I walked out of the airport and into baggage claim. (Remember the good old days when your loved ones waited for you outside your gate? When it was fun and exciting to go through security instead of some bizarre game of airport stripper?) Anyway, waiting for me was a woman I had never met before, but I felt like I had known her all my life. She was in fact, the mother of one of my best friends I worked with in Thailand. Cindy and I walked to her car and she told me about the ministry she is involved in, a ministry where they reach out to and support the hundreds of Chin families living in the greater Dallas area. Now, if you've chatted with me in the past few months, you'll know that I've been desperately searching for a group of people from Burma that I can serve and learn from. Who would have guessed they'd be in Louisville, Texas.
We arrived at the house of her family, a man opened the door and I smiled when I saw he was wearing a longi, the traditional skirt worn by both men and women in Burma. He was carrying a tiny little girl and I small boy peaked out from behind the door. He ushered us inside, greeting us warmly and disappearing to the back of the small apartment. A moment later a woman hopped into the room.
"Esther! What happened?" Cindy cried out.
"I fell of stairs." The woman grimaced and I quickly scooted over to allow her room on the couch.
She had fallen down the stairs outside her apartment. Her ankle was swollen and bruised. She explained to me in Burmese that she was too shy to call anyone to take her to the doctor.
We took her to the emergency room, and that's how I found myself translating for doctors and nurses, asking everything from how she landed after she fell to what medicines she was allergic too. I fumbled for words that had left my mind in the past 2 months, slowly warming up to using the language with a native speaker.
Esther and her husband Tacido moved to America 3 years ago. They had been in a refugee camp in Malaysia before that, and had lived in Burma before that. He works 13 hour nights in uncomfortable conditions to provide for his family. She recently took on a job assembling cell phones. They both make minimum wage and trade shifts to take care of the children, neither of whom are old enough to go to school. She was anxious the whole time we were at the hospital, asking about how long it would take for her ankle to heal, she knew she would lose her job if she missed more work. Her husband had already used two of his vacation days because she couldn't take care of the children or the house.
There are many people like this here. Men and women who are willing to do any kind of work to feed their families. People who can barely speak English and are trying to assimilate to American culture. People who are trusting that their hard work will pay off, that their children will be able to live more comfortably in the future.
Esther's ankle is fractured. She has to wait to be able to see a special foot doctor who will tell her how long it will take to heal her leg. Until then, she is unable to go to work, and will probably lose her job. She has pain medication and crutches. We sat in the hospital with her for three hours to get that diagnosis. This town is full of refugees, most uninsured, and most unable to communicate with people.
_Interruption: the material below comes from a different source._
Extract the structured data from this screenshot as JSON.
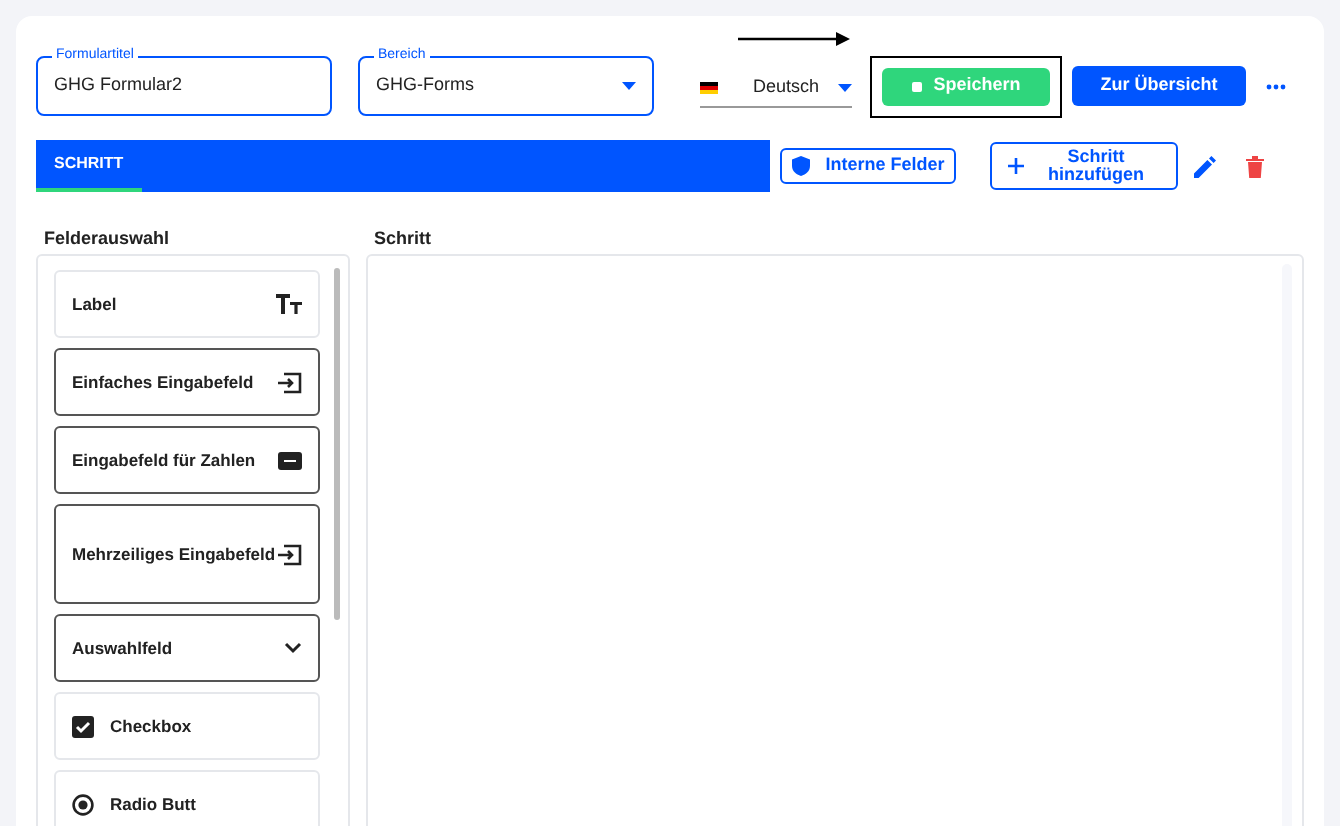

"We need you here." One nurse told me when she found out I spoke Burmese.
We dropped Esther off at her house. She made the long climb up the stairs, hopping on one foot, using a crutch to support her. As she neared the top, her husband rushed out and used his strength to help her up the last step. Her son looked amazed at the bulky bandage on her foot and the metal crutches. Her daughter reached for her mother, eager to snuggle in her warm embrace.
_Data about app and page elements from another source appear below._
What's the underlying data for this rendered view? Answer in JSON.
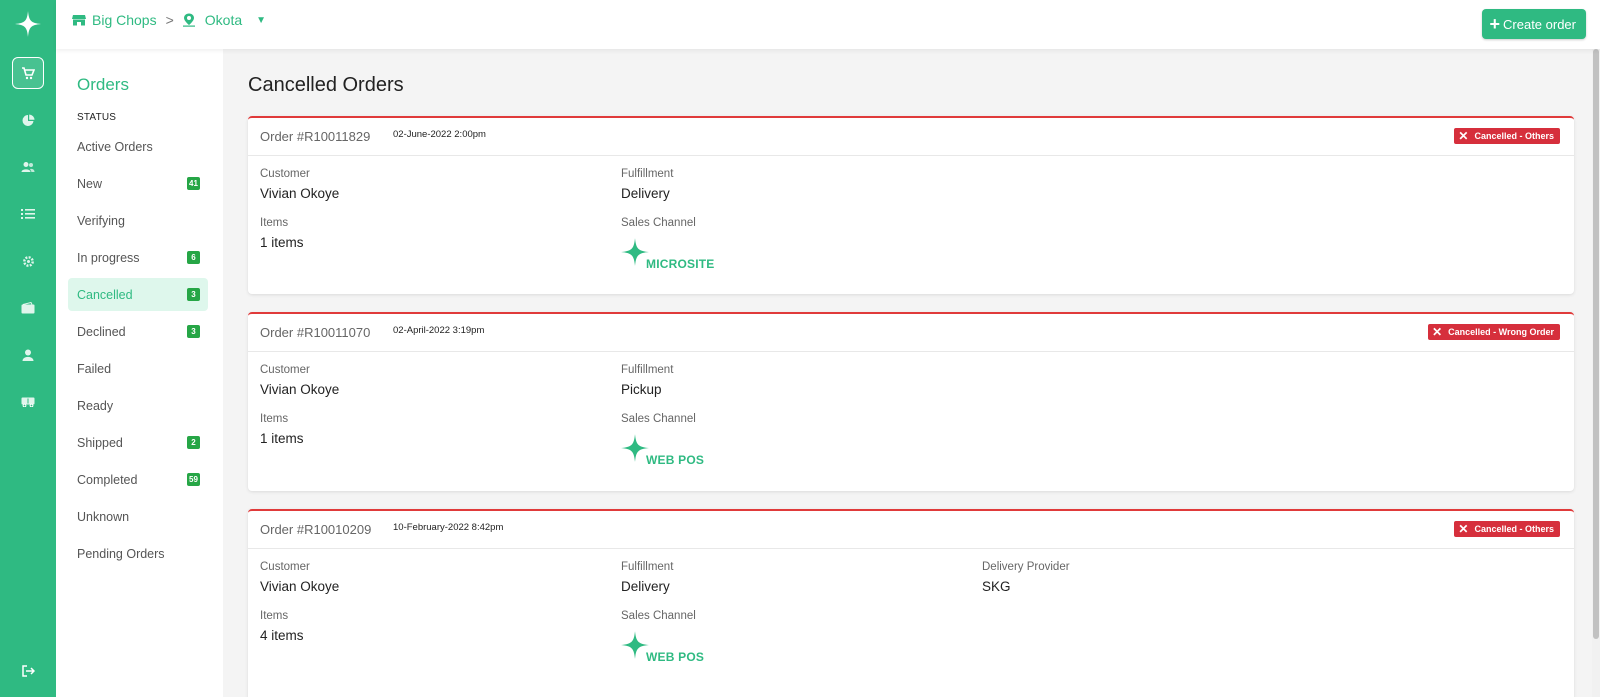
{
  "rail": {
    "items": [
      {
        "name": "rail-cart",
        "icon": "cart-icon",
        "active": true
      },
      {
        "name": "rail-analytics",
        "icon": "pie-chart-icon"
      },
      {
        "name": "rail-customers",
        "icon": "users-icon"
      },
      {
        "name": "rail-catalog",
        "icon": "list-icon"
      },
      {
        "name": "rail-settings",
        "icon": "gear-icon"
      },
      {
        "name": "rail-wallet",
        "icon": "wallet-icon"
      },
      {
        "name": "rail-profile",
        "icon": "user-icon"
      },
      {
        "name": "rail-delivery",
        "icon": "truck-icon"
      }
    ],
    "logout_icon": "logout-icon"
  },
  "header": {
    "store": "Big Chops",
    "location": "Okota",
    "create_button": "Create order"
  },
  "sidebar": {
    "title": "Orders",
    "status_label": "STATUS",
    "items": [
      {
        "label": "Active Orders",
        "count": ""
      },
      {
        "label": "New",
        "count": "41"
      },
      {
        "label": "Verifying",
        "count": ""
      },
      {
        "label": "In progress",
        "count": "6"
      },
      {
        "label": "Cancelled",
        "count": "3",
        "active": true
      },
      {
        "label": "Declined",
        "count": "3"
      },
      {
        "label": "Failed",
        "count": ""
      },
      {
        "label": "Ready",
        "count": ""
      },
      {
        "label": "Shipped",
        "count": "2"
      },
      {
        "label": "Completed",
        "count": "59"
      },
      {
        "label": "Unknown",
        "count": ""
      },
      {
        "label": "Pending Orders",
        "count": ""
      }
    ]
  },
  "main": {
    "title": "Cancelled Orders",
    "labels": {
      "customer": "Customer",
      "fulfillment": "Fulfillment",
      "items": "Items",
      "sales_channel": "Sales Channel",
      "delivery_provider": "Delivery Provider"
    },
    "orders": [
      {
        "number": "Order #R10011829",
        "date": "02-June-2022 2:00pm",
        "status": "Cancelled - Others",
        "customer": "Vivian Okoye",
        "fulfillment": "Delivery",
        "items": "1 items",
        "channel": "MICROSITE",
        "delivery_provider": ""
      },
      {
        "number": "Order #R10011070",
        "date": "02-April-2022 3:19pm",
        "status": "Cancelled - Wrong Order",
        "customer": "Vivian Okoye",
        "fulfillment": "Pickup",
        "items": "1 items",
        "channel": "WEB POS",
        "delivery_provider": ""
      },
      {
        "number": "Order #R10010209",
        "date": "10-February-2022 8:42pm",
        "status": "Cancelled - Others",
        "customer": "Vivian Okoye",
        "fulfillment": "Delivery",
        "items": "4 items",
        "channel": "WEB POS",
        "delivery_provider": "SKG"
      }
    ]
  },
  "colors": {
    "brand": "#2fba82",
    "cancel": "#d62f3c",
    "badge": "#26a646"
  }
}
"Thank you. Thank you so so much." Esther said to me in Burmese.
I smiled back. "It's okay." I said.
Cindy drove me to Denton, to my grandparents house. I was tired, after a 3 hour flight and the evening activity, the time change was catching up to me, but I felt joy in my heart and peace in my soul.